= Beginning of Section =

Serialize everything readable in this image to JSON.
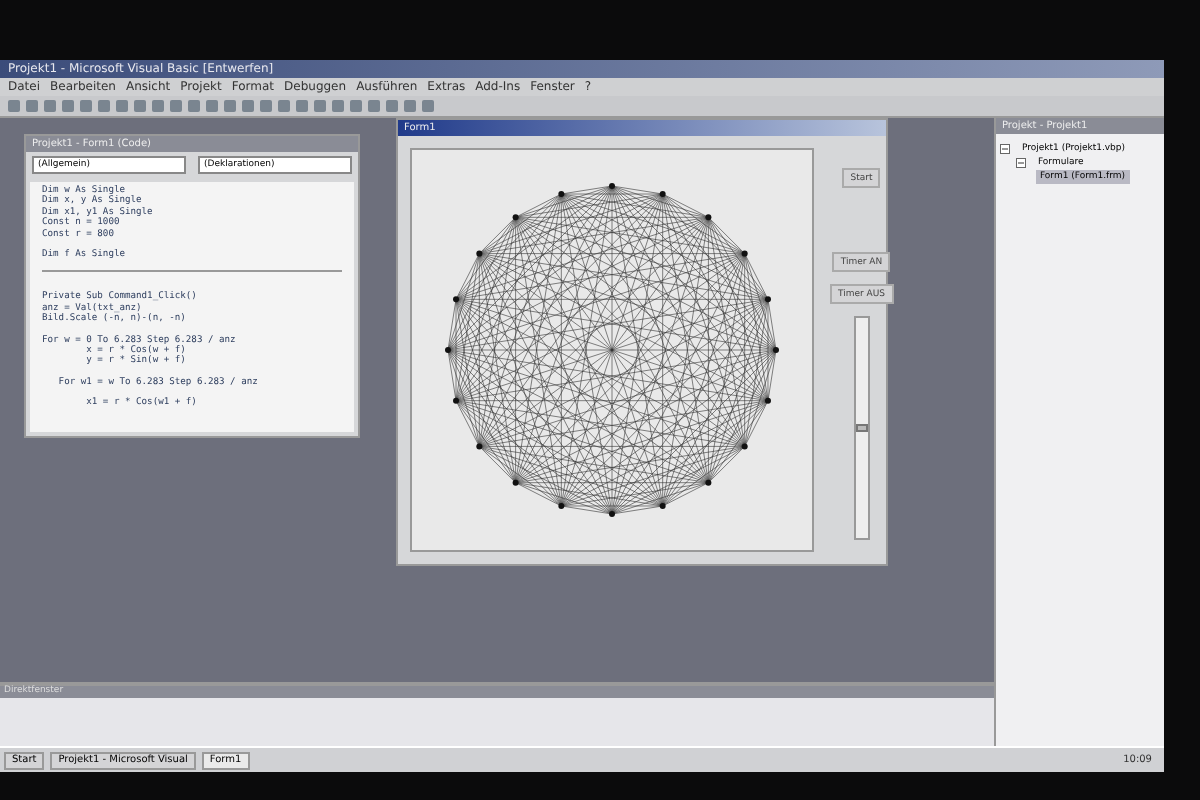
{
  "ide": {
    "title": "Projekt1 - Microsoft Visual Basic [Entwerfen]",
    "menu": [
      "Datei",
      "Bearbeiten",
      "Ansicht",
      "Projekt",
      "Format",
      "Debuggen",
      "Ausführen",
      "Extras",
      "Add-Ins",
      "Fenster",
      "?"
    ]
  },
  "code_window": {
    "title": "Projekt1 - Form1 (Code)",
    "object_dropdown": "(Allgemein)",
    "procedure_dropdown": "(Deklarationen)",
    "declarations": [
      [
        "Dim w As Single",
        "Dim x, y As Single",
        "Dim x1, y1 As Single",
        "Const n = 1000",
        "Const r = 800"
      ],
      [
        "Dim f As Single"
      ]
    ],
    "procedure": [
      [
        "Private Sub Command1_Click()",
        "anz = Val(txt_anz)",
        "Bild.Scale (-n, n)-(n, -n)"
      ],
      [
        "For w = 0 To 6.283 Step 6.283 / anz",
        "        x = r * Cos(w + f)",
        "        y = r * Sin(w + f)"
      ],
      [
        "   For w1 = w To 6.283 Step 6.283 / anz"
      ],
      [
        "        x1 = r * Cos(w1 + f)"
      ]
    ]
  },
  "form_window": {
    "title": "Form1",
    "buttons": [
      "Start",
      "Timer AN",
      "Timer AUS"
    ],
    "scroll": {
      "level": 0.5
    }
  },
  "project_explorer": {
    "title": "Projekt - Projekt1",
    "tree": [
      {
        "label": "Projekt1 (Projekt1.vbp)",
        "expanded": true,
        "selected": false,
        "children": [
          {
            "label": "Formulare",
            "expanded": true,
            "selected": false,
            "children": [
              {
                "label": "Form1 (Form1.frm)",
                "selected": true
              }
            ]
          }
        ]
      }
    ]
  },
  "immediate_window": {
    "title": "Direktfenster"
  },
  "taskbar": {
    "start": "Start",
    "tasks": [
      {
        "label": "Projekt1 - Microsoft Visual",
        "selected": false
      },
      {
        "label": "Form1",
        "selected": true
      }
    ],
    "clock": "10:09"
  }
}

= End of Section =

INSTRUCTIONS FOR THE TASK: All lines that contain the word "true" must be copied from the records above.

RESPONSE:
        "expanded": true,
            "expanded": true,
                "selected": true
        "selected": true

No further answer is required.